Days 5 to 7 — Peel Sound and Parry Channel

As we head north up Peel Sound, we get into serious polar bear country and will be on the lookout for good spotting opportunities. Parry Channel is named after Arctic explorer William Edward Parry who got as far as Melville Island in 1819 before being blocked by ice at McClure Strait. We will be making expedition stops along the way among the spectacular landscapes, a perfect setting for hiking and exploring the geological diversity of the area.

Days 8 & 9 — Lancaster Sound

We will explore Lancaster Sound, famous for its marine mammals, including beluga whales.  Somerset, Devon and Bylot Islands offer potential opportunities to spot Peary caribou, polar bear, walrus, and musk oxen—and visits to ghostly RCMP and Hudson’s Bay Company posts. The graves of the Franklin Expedition at Beechey Island remind us of the price of Arctic exploration.

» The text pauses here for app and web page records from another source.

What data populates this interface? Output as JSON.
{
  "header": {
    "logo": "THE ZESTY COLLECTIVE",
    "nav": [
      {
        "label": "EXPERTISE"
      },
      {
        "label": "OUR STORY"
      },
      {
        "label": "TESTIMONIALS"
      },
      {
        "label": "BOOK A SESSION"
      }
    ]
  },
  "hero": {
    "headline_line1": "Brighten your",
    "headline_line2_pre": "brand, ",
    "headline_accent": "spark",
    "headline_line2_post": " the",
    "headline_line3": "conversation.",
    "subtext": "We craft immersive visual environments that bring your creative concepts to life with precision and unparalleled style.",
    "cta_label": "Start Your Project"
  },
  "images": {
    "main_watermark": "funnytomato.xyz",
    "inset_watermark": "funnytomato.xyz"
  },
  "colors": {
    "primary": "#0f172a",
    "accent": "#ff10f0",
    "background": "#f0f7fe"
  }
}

Weather, wildlife, and sea conditions will influence our choice of landings during these days of exploration.

Day 10 — Mittimatalik (Pond Inlet)

Mittimatalik (Pond Inlet) is a bustling Arctic community surrounded by one of the most beautiful landscapes in the eastern Arctic. We will have a chance to explore the town, including its excellent library and other facilities, and meet many local citizens who will gladly share their culture. We will be treated to a cultural presentation at the Community Hall—arts and crafts may be available here. Mittimatalik is a famously excellent region for viewing marine mammals, including the elusive narwhal. After our time in the community we will cruise through the stunning Milne Inlet as we continue our journey.

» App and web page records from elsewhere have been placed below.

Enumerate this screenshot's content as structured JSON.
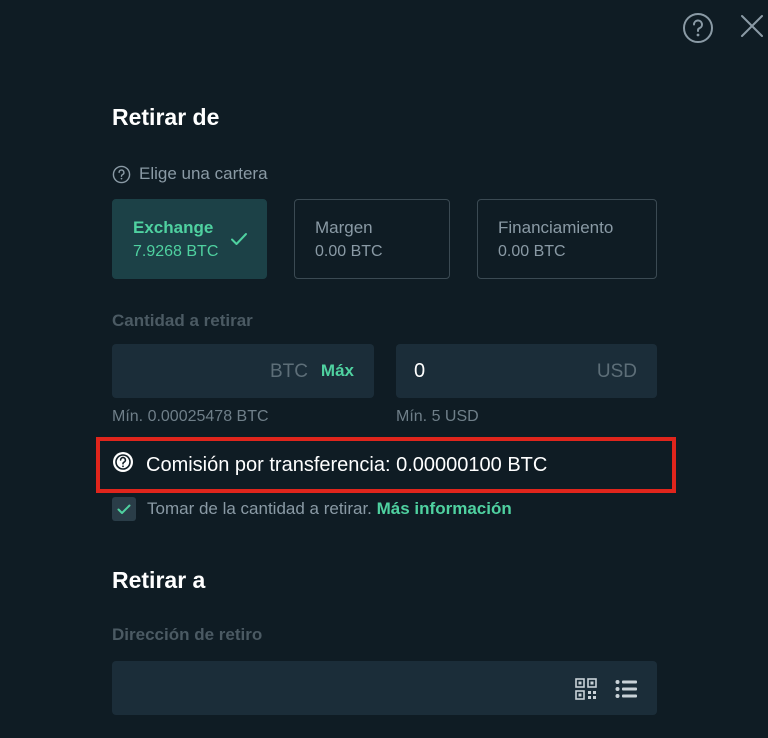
{
  "header": {
    "help_icon": "question-circle-icon",
    "close_icon": "close-icon"
  },
  "withdraw_from": {
    "title": "Retirar de",
    "wallet_prompt": "Elige una cartera",
    "wallets": [
      {
        "name": "Exchange",
        "balance": "7.9268 BTC",
        "selected": true
      },
      {
        "name": "Margen",
        "balance": "0.00 BTC",
        "selected": false
      },
      {
        "name": "Financiamiento",
        "balance": "0.00 BTC",
        "selected": false
      }
    ]
  },
  "amount": {
    "label": "Cantidad a retirar",
    "btc_currency": "BTC",
    "max_label": "Máx",
    "usd_value": "0",
    "usd_currency": "USD",
    "min_btc": "Mín. 0.00025478 BTC",
    "min_usd": "Mín. 5 USD"
  },
  "fee": {
    "text": "Comisión por transferencia: 0.00000100 BTC",
    "highlight_color": "#e0251c"
  },
  "take_from_amount": {
    "checked": true,
    "text": "Tomar de la cantidad a retirar.",
    "link": "Más información"
  },
  "withdraw_to": {
    "title": "Retirar a",
    "address_label": "Dirección de retiro",
    "address_value": "",
    "qr_icon": "qr-code-icon",
    "list_icon": "address-list-icon"
  },
  "colors": {
    "background": "#0f1c24",
    "accent": "#4fd1a0",
    "input_bg": "#1b2d39"
  }
}
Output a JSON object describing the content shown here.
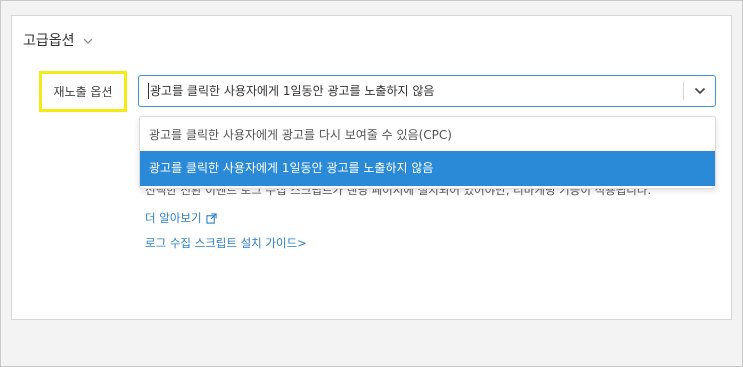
{
  "section": {
    "title": "고급옵션",
    "toggle_icon": "chevron-down-icon"
  },
  "remarketing": {
    "label": "재노출 옵션",
    "highlight_color": "#f4ea16",
    "selected_value": "광고를 클릭한 사용자에게 1일동안 광고를 노출하지 않음",
    "options": [
      "광고를 클릭한 사용자에게 광고를 다시 보여줄 수 있음(CPC)",
      "광고를 클릭한 사용자에게 1일동안 광고를 노출하지 않음"
    ],
    "selected_index": 1,
    "help_text": "선택한 전환 이벤트 로그 수집 스크립트가 랜딩 페이지에 설치되어 있어야만, 리마케팅 기능이 적용됩니다.",
    "learn_more": "더 알아보기",
    "guide_link": "로그 수집 스크립트 설치 가이드>"
  },
  "colors": {
    "accent": "#2b8ad8",
    "focus_border": "#3f98d6",
    "link": "#2b82c9"
  }
}
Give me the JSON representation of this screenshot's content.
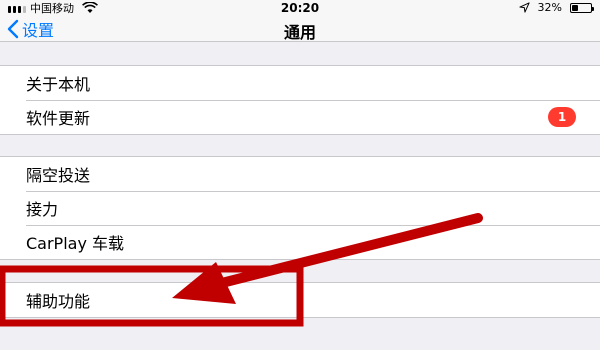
{
  "status_bar": {
    "carrier": "中国移动",
    "time": "20:20",
    "battery": "32%",
    "battery_level": 0.32,
    "icons": [
      "signal-icon",
      "wifi-icon",
      "location-icon",
      "battery-icon"
    ]
  },
  "nav": {
    "back_label": "设置",
    "title": "通用"
  },
  "groups": [
    {
      "rows": [
        {
          "label": "关于本机"
        },
        {
          "label": "软件更新",
          "badge": "1"
        }
      ]
    },
    {
      "rows": [
        {
          "label": "隔空投送"
        },
        {
          "label": "接力"
        },
        {
          "label": "CarPlay 车载"
        }
      ]
    },
    {
      "rows": [
        {
          "label": "辅助功能"
        }
      ]
    }
  ],
  "colors": {
    "accent": "#007aff",
    "badge": "#ff3b30",
    "annotation": "#c00000",
    "background": "#efeff4"
  }
}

Days 11 to 14 — Northeast Baffin Fjords

These days will be expeditions in the truest sense as we navigate the fjords of northeast Baffin Island. Baffin’s fjords are striking, affording stunning perspectives on geological processes. The Ocean Endeavour is the perfect vessel for exploring these hidden treasures of the north, as her maneuverability and shallow draft allows her to access regions that would be impassable to larger vessels. We will be on alert for changing weather and ice conditions and use our judgement as to which route along the coast will be the most spectacular. As ever, our team will be on deck for the duration, searching for wildlife and contextualizing the mighty landscape through which we travel.

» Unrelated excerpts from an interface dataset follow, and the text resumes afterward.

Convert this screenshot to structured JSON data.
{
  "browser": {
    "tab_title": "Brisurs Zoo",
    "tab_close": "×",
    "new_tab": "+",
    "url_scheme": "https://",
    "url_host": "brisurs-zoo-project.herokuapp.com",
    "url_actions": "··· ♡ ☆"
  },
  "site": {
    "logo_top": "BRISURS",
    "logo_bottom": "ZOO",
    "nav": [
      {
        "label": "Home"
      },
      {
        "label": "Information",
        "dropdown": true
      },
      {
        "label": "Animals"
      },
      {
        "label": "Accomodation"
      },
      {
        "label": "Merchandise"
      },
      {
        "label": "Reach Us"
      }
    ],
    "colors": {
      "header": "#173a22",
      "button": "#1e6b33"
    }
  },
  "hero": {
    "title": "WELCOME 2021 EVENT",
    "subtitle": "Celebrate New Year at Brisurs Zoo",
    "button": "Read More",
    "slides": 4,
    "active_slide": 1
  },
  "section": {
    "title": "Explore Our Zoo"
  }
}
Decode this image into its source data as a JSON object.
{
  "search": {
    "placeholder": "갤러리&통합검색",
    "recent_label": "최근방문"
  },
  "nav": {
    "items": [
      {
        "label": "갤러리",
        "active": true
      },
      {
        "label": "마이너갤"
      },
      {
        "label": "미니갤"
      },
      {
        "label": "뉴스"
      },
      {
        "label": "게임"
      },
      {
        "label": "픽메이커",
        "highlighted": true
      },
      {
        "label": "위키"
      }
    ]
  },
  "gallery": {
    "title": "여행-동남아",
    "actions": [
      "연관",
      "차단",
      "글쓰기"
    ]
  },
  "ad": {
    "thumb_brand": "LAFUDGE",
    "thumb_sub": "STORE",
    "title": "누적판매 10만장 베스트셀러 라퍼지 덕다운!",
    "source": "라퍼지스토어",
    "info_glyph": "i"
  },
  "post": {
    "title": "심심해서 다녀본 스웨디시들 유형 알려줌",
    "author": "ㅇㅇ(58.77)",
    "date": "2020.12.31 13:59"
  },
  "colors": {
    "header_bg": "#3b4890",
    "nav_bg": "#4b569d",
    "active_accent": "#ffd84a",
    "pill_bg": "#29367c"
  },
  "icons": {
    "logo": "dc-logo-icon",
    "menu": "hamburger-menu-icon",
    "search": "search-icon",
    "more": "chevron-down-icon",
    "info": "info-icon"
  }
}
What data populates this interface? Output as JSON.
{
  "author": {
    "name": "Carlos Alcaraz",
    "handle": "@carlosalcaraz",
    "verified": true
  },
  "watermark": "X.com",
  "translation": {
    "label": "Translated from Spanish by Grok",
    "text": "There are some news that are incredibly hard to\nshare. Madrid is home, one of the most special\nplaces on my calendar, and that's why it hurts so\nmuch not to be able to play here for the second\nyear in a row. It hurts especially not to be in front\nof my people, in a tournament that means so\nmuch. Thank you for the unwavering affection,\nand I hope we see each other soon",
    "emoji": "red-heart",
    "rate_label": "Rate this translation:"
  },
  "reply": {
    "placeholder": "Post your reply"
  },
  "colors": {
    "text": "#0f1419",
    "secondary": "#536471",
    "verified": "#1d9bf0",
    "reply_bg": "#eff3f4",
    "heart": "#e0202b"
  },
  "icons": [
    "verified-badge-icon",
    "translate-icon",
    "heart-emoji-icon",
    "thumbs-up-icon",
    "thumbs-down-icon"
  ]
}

Day 14 — Ilulissat

Ilulissat translates literally into “iceberg”, and there couldn’t be a more fitting name for this stunning coastal community.

Our visit will include time in the colorful town and a chance to hike out along a boardwalk to an elevated viewpoint where we can observe the great fields of ice. We will also cruise in our fleet of Zodiacs through the UNESCO World Heritage Site of the Ilulissat Icefjord.

The Icefjord is home to the Sermeq Kujalleq Glacier, one of the most active and fastest moving in the world at sixty feet (19 m) per day and calving more than fourteen square miles (35 sq km) of ice annually. The glacier has been the object of scientific attention for 250 years.

Day 15 — Itilleq Fjord

The west Greenland coastline is a rich mixture of fishing communities, many islands and complex coastal waterways. We will be making an expedition stop here to explore the Greenlandic landscape.

Day 16 — Kangerlussuaq, Greenland

We will make our journey down spectacular Sondre Stromfjord, and early risers will have a chance to experience its beauty. Sondre Stromfjord is one of the longest fjords in the world and boasts 100 miles (168 km) of superb scenery! Kangerlussuaq, the town at its eastern head, means ‘the big fjord.’

We will disembark the Ocean Endeavour and make our way to the airport to meet our charter flight.

Note: This is our proposed itinerary. It is highly probable that weather, sea, and ice conditions will not allow us to travel this exact route. Our Expedition Leader and the Ocean Endeavour’s captain will determine our exact route day by day.